Council Meeting Summary
The Chapel Hill Town Council met on Monday, April 11, and considered an agenda, http://bit.ly/1V07bqL, that includes these highlights. Council meeting summaries are issued from the Communications and Public Affairs Department following most business meetings. To sign up to receive these by email, please send a request to email@example.com. This brief summary is sent immediately following the public meeting. It should not be viewed as official minutes.
Would you like to view the Council video? (townofchapelhill.org/councilvideo - this should be ready for online viewing by Tuesday afternoon). It also will be replayed throughout the week on Chapel Hill Gov-TV (townofchapelhill.org/GovTV).
Special Use Permit Planned Development-Housing, Merin Road Community
The Council approved a development application to construct 62 single-family dwelling units and nine affordable townhomes on a 27.1-acre site for the Merin Road Community, 1920 and 2004 Homestead Road and 2019 Billabong Lane. The site is outside the Chapel Hill town limits at the intersection of Homestead Road and Seawell School Road. The applicant proposes that the affordable units would be sold to the Community Home Trust and then priced for sale to potential buyers earning 80 percent area median income (AMI) and 100 percent AMI. Prior to the issuance of a Zoning Compliance Permit, the applicant must submit an Affordable Housing Plan.
Update on the Annual Living Wage Policy
In 2010, the Council adopted an amended living wage policy resolution. The policy established a minimum hourly wage rate for full-time Town employees that work standard 37.5- and 40-hour workweeks. Each year staff updates the minimum living wage calculation. The Council considered the report on the calculation of the FY2016-17 Town Living Wage. It adopted an amended living wage policy resolution, expanding the types of employees covered by the Town’s living wage to include most employees working more than 90 days per year and establishing living wage rates consistent with set by the Orange County Living Wage (OCLW) organization.
Contract with Gillig LLC to Purchase New Buses
The Council authorized a five-year contract with Gillig LLC to purchase up to 53 new, clean diesel buses for Chapel Hill Transit. Of the 99 buses in the Town’s fixed route bus fleet, 42 buses are over 14 years old. The FTA standard for this class of bus is 12 years. The oldest buses are more than 20 years old and the average age for the 42 buses is 16 years.

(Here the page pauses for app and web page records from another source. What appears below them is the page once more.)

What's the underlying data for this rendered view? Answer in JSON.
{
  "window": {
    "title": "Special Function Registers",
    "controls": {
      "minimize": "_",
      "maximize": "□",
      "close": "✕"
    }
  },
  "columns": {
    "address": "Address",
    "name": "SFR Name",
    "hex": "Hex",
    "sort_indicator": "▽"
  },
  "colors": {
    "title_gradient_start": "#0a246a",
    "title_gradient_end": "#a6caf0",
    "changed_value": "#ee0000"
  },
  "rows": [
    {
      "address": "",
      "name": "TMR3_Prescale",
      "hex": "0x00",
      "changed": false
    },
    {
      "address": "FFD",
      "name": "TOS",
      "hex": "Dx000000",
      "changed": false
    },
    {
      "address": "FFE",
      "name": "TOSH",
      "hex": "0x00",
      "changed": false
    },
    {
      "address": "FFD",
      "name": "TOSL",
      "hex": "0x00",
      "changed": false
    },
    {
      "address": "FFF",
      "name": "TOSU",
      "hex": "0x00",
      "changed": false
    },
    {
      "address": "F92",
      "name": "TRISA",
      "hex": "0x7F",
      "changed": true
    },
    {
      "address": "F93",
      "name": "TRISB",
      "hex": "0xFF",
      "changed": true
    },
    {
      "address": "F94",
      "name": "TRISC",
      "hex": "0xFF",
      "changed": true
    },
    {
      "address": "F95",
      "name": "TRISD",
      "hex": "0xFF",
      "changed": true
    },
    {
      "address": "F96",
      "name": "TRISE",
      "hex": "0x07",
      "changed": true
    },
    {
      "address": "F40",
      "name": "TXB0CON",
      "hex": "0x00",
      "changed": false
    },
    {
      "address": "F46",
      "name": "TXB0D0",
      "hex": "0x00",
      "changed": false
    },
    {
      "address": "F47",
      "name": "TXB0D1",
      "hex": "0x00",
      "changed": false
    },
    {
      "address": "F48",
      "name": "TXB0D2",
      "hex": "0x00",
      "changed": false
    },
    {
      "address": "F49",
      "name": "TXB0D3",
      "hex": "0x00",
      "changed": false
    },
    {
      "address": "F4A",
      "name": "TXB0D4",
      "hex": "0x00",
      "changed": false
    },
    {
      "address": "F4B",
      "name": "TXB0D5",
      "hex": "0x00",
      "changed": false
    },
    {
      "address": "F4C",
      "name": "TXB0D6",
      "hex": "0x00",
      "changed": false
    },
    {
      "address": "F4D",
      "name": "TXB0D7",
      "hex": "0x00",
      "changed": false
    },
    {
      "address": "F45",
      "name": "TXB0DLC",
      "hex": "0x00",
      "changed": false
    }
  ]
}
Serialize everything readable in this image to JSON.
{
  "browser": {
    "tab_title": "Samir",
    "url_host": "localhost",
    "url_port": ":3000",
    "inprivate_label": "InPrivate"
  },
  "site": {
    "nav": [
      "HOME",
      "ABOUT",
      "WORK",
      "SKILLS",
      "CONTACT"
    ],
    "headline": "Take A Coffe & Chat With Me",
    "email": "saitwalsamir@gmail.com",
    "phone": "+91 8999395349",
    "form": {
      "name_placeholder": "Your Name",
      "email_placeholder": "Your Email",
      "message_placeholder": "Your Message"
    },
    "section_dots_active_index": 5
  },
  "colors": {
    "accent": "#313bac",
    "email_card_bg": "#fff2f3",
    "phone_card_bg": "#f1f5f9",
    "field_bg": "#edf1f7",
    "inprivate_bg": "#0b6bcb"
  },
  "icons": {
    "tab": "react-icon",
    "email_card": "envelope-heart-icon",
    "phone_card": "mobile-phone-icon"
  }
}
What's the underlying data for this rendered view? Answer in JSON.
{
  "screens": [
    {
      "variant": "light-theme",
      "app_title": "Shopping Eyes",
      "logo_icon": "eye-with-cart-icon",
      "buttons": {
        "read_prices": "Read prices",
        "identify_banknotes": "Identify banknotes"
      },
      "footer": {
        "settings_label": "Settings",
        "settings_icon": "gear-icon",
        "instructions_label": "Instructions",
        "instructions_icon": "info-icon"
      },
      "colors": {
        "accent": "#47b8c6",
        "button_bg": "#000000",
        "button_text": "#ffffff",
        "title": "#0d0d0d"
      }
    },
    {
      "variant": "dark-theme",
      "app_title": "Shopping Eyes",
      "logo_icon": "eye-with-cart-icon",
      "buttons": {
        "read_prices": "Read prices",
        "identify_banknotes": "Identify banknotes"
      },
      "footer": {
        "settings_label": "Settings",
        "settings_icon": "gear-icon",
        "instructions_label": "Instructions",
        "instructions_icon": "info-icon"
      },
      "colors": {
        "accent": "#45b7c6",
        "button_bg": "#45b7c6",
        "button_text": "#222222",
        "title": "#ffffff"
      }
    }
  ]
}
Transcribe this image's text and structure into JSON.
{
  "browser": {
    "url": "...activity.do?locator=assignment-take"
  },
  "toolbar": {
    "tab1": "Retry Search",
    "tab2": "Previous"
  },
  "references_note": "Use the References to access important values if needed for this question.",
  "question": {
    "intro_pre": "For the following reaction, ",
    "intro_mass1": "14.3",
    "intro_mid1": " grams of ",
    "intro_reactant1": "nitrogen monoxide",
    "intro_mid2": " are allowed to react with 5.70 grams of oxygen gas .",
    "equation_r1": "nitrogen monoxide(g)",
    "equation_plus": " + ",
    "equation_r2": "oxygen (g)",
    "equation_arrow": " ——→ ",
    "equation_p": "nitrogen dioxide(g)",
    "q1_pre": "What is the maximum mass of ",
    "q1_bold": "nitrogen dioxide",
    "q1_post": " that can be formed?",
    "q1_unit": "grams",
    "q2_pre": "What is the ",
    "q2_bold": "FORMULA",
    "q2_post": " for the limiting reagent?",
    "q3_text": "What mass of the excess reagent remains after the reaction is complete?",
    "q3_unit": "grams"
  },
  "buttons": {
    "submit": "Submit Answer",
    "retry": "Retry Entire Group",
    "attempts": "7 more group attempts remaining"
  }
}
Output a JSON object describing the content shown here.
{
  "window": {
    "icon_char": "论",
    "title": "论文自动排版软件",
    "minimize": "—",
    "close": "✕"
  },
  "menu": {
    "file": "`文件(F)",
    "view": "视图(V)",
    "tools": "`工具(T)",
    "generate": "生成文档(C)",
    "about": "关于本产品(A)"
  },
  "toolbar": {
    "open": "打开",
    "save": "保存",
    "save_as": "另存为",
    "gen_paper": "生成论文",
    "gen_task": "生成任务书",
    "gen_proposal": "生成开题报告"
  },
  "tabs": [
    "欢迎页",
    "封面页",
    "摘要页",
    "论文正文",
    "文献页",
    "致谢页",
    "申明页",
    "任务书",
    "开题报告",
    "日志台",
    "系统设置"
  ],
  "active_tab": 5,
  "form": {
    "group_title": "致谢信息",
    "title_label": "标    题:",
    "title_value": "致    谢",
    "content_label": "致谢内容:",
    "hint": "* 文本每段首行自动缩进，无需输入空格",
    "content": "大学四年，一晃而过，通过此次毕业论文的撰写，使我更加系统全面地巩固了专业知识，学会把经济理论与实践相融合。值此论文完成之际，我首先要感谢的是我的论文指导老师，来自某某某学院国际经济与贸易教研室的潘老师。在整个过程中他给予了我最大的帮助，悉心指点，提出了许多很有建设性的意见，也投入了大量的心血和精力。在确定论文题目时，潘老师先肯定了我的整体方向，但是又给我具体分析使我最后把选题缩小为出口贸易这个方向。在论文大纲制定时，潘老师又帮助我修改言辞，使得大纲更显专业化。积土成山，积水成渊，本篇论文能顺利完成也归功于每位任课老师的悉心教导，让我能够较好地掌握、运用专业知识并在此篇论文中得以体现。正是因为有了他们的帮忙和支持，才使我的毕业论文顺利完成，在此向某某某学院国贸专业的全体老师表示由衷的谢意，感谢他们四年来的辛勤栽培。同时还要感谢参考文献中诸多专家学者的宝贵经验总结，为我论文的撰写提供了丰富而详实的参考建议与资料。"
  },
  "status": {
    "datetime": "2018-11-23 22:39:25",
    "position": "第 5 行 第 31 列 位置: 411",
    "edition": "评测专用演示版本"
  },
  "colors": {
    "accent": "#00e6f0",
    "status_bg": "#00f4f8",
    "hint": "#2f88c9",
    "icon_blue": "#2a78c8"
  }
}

Agreement for Financing of New Buses
The Council authorized an agreement for the financing of new buses for public transportation services among the Town of Chapel Hill, Town of Carrboro and UNC-Chapel Hill. The annual payments will follow the approximate funding shares as follows: the Town of Chapel Hill will pay 31 percent, UNC-Chapel Hill will pay 58 percent, and the Town of Carrboro will pay 11 percent.
Schools Adequate Public Facilities Ordinance (SAPFO) 2016 Annual Technical Advisory Committee Report
The Council considered the 2016 SAPFO Annual Report from Orange County and provide any comments to the Orange County Board of County Commissioners. On July 17, 2003, Orange County, Carrboro, Chapel Hill and the Chapel Hill-Carrboro City Board of Education entered into a Schools Adequate Public Facilities Memorandum of Understanding. The memorandum calls for an annual report to document capacity and enrollment (membership) at each school level (elementary, middle school, high school). Current 10-year student growth projections show no future needs for additional schools in the Chapel Hill-Carrboro City Schools District.
THIS ITEM WAS DEFERRED TO A FUTURE MEETING -- Information Related to the State Employees’ Credit Union Offer to Purchase the 101 Weaver Dairy Road Extension Property
The Council will consider information about an offer that the State Employees’ Credit Union (SECU) submitted to the Town to purchase the property at 101 Weaver Dairy Road Extension, where Fire Station #4 and adjacent training facilities are currently located, for its appraised value of $1,443,000. The Council will also consider authorizing the Town Manager to develop information related to a process for the sale of the referenced property, including options for relocating the existing fire station and related facilities.